# Regression with noises in X. Should I use the unbiased estimator or the OLS estimator for forecasting?

I am working with a dataset that includes variables $$Y$$ and $$X$$. I assume that

$$Y = \beta X + \epsilon$$

satisfies all the assumptions of OLS. Based on industry knowledge, I know that theoretically $$\beta = 1$$. However, I am aware that $$X$$ contains noise, meaning I have observed $$\hat{X} = X + u$$ where $$u$$ represents the noise. When I run the OLS estimate, I find that the estimated $$\beta$$ is less than 1 due to the noise in $$X$$, which inflates the variance of $$X$$.

I have different pairs of $$(Y, X)$$ from various groups. I can verify my assumption by observing that in larger groups (where data variability is reduced by the Central Limit Theorem), the fitted $$\beta$$ is closer to 1.

Given this, my question is: If I want to make an out-of-sample forecast, should I use 1 as my $$\beta$$ or should I use the OLS $$\beta$$ estimate, which is biased?

On one hand, it seems that using the unbiased $$\beta$$ of 1 is preferable since it is theoretically unbiased. However, if I assume the same noise $$u$$ is present in my out-of-sample $$X$$, my residual term will have larger variance because it includes the term $$\beta^2 \text{Var}(u)$$. Using a smaller, biased $$\beta$$ might help reduce the residual variance, despite the bias.

Is this a bias-variance trade-off scenario? What is the best approach here if my goal is to minimize the out-of-sample residual MSE?
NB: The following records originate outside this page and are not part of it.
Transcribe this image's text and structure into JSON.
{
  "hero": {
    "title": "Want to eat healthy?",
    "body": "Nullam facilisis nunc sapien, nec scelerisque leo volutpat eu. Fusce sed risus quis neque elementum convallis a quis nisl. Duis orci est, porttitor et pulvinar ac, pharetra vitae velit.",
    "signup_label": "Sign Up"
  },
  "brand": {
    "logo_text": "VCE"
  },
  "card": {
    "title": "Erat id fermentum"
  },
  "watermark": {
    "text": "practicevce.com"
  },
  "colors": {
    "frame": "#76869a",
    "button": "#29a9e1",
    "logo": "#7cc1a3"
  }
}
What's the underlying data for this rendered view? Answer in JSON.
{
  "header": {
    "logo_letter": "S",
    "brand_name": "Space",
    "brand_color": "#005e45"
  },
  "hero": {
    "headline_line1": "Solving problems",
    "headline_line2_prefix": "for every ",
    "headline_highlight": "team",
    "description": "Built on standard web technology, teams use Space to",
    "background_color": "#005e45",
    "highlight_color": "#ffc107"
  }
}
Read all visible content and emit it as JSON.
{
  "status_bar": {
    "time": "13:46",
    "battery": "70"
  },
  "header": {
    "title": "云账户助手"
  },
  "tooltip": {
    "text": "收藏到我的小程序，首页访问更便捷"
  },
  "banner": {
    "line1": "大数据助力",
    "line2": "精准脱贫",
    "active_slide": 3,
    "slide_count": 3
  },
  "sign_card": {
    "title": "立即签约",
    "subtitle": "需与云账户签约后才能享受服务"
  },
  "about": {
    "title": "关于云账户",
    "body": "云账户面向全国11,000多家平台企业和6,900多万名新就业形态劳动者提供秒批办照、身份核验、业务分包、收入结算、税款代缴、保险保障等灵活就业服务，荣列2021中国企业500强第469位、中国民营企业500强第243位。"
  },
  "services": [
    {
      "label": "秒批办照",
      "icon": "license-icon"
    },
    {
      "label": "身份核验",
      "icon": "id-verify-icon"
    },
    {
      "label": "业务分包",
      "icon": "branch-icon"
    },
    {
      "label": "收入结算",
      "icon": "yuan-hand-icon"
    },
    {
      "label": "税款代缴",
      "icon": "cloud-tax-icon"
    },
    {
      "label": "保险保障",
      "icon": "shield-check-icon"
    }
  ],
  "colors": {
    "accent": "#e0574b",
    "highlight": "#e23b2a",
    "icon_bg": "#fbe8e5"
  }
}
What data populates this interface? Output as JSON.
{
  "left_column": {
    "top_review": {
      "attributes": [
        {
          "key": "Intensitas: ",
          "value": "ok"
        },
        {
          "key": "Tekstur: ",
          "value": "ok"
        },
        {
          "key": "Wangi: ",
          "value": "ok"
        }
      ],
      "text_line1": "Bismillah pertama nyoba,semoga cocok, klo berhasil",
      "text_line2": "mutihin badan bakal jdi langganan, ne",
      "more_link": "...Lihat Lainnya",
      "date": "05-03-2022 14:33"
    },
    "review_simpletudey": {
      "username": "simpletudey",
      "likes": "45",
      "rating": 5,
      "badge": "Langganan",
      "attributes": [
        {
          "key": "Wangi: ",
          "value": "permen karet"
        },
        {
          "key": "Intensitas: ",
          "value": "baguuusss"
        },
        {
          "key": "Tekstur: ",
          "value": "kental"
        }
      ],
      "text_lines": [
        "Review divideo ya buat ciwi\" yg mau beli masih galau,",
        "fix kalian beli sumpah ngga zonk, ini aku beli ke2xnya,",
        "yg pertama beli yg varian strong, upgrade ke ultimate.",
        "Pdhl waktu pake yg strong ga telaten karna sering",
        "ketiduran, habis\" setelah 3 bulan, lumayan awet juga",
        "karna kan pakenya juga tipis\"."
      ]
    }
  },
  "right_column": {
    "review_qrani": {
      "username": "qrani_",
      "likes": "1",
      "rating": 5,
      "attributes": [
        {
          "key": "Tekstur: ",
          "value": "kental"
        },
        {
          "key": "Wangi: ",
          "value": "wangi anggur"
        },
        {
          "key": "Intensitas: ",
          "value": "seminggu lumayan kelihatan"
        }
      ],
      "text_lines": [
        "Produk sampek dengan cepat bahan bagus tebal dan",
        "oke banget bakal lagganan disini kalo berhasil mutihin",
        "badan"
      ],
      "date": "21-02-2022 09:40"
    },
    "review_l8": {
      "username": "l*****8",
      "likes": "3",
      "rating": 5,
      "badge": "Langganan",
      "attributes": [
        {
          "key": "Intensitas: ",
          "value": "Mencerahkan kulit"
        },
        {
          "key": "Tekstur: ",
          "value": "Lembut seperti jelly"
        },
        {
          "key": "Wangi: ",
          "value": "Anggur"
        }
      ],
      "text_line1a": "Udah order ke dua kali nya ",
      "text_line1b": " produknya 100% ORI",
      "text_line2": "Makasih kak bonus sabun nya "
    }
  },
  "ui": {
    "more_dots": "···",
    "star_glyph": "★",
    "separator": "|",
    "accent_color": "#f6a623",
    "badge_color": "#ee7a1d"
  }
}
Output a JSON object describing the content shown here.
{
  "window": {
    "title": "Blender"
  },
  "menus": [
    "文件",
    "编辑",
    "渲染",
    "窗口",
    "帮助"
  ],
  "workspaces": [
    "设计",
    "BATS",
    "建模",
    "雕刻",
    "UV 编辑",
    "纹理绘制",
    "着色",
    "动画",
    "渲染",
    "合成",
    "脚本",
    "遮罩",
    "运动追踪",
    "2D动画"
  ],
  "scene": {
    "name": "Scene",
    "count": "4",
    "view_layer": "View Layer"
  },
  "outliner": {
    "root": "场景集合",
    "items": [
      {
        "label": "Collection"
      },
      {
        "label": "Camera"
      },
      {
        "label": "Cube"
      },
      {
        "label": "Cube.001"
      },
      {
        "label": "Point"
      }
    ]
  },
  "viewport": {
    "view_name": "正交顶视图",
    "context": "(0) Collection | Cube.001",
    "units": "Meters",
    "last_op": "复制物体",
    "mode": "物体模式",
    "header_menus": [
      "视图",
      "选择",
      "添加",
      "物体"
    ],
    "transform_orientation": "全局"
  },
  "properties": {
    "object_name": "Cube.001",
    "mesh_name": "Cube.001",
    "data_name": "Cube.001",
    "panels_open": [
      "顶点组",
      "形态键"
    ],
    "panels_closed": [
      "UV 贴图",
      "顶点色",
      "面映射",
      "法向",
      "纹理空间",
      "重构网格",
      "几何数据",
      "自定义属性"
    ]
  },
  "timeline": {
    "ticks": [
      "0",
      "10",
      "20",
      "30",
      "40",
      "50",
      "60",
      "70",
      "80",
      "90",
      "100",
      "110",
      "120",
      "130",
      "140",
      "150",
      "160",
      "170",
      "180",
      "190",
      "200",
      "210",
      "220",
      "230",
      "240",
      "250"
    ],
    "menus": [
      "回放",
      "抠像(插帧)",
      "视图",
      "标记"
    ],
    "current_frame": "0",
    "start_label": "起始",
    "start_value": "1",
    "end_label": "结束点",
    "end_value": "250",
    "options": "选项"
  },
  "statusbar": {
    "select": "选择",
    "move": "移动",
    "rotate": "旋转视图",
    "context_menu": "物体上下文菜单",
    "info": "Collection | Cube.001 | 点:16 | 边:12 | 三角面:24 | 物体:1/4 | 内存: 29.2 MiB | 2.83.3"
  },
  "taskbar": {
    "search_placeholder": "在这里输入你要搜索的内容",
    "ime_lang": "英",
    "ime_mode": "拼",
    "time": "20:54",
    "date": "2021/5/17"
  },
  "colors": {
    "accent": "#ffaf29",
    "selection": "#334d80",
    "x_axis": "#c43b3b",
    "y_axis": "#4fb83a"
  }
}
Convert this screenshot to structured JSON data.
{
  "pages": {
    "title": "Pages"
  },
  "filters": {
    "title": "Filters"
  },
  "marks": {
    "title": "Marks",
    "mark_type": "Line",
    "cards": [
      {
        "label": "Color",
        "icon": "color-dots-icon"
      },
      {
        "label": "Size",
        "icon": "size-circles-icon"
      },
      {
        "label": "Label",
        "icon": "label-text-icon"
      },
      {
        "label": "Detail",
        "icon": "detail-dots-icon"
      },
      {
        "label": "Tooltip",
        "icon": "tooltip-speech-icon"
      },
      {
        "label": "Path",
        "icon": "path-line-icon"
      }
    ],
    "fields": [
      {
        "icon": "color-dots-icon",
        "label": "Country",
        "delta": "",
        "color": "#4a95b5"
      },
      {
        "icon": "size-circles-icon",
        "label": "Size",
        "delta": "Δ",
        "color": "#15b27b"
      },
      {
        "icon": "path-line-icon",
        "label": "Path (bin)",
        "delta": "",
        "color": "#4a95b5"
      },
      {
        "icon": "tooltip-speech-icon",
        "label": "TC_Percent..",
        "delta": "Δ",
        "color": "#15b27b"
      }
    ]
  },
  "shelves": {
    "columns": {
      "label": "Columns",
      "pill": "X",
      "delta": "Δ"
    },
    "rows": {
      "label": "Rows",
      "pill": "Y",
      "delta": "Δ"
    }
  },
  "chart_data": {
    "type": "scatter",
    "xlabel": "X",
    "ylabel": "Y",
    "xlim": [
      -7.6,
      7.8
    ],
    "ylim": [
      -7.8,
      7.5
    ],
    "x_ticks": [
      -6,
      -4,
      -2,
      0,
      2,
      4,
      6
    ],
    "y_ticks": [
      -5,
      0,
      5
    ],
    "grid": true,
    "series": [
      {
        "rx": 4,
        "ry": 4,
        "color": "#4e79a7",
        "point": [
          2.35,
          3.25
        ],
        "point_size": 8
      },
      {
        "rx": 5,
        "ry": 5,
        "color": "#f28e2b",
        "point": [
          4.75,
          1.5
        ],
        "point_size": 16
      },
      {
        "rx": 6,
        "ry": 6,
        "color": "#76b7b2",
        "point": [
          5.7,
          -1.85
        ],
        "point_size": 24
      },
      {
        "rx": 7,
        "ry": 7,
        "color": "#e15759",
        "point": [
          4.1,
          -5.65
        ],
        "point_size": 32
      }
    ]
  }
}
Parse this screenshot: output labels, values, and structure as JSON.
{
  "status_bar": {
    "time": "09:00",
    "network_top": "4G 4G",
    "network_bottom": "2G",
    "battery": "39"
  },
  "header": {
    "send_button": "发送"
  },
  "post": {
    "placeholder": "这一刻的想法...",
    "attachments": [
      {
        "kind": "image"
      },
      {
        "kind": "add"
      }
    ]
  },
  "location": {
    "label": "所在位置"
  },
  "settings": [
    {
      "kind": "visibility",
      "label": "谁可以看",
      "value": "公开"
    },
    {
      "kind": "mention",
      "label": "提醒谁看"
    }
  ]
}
• where data variability is reduced by the Central Limit Theorem What does this mean? $//$ How do you know that $\beta = 1?$ What about an intercept term? $//$ should I use the OLS β estimate, which is biased? Why would the OLS estimator be biased?
– Dave
Commented Jul 10 at 21:59
• OLS is biased because it doesn’t assume noise in X. So if you do ols estimate with cov(x_observed, y)/var(x_observed), it will become cov(x,y)/(var(x)+var(u)), assuming u is independent from y. So basically your beta coefficient will be shrinked. For the data I can’t disclose too much since it is confidential. But it is some physical data and we know that beta should be 1 in theory Commented Jul 10 at 22:27
• Then it sounds like you have a good starting point to craft an informative prior distribution and approach this with Bayesian estimation.
– Dave
Commented Jul 11 at 3:06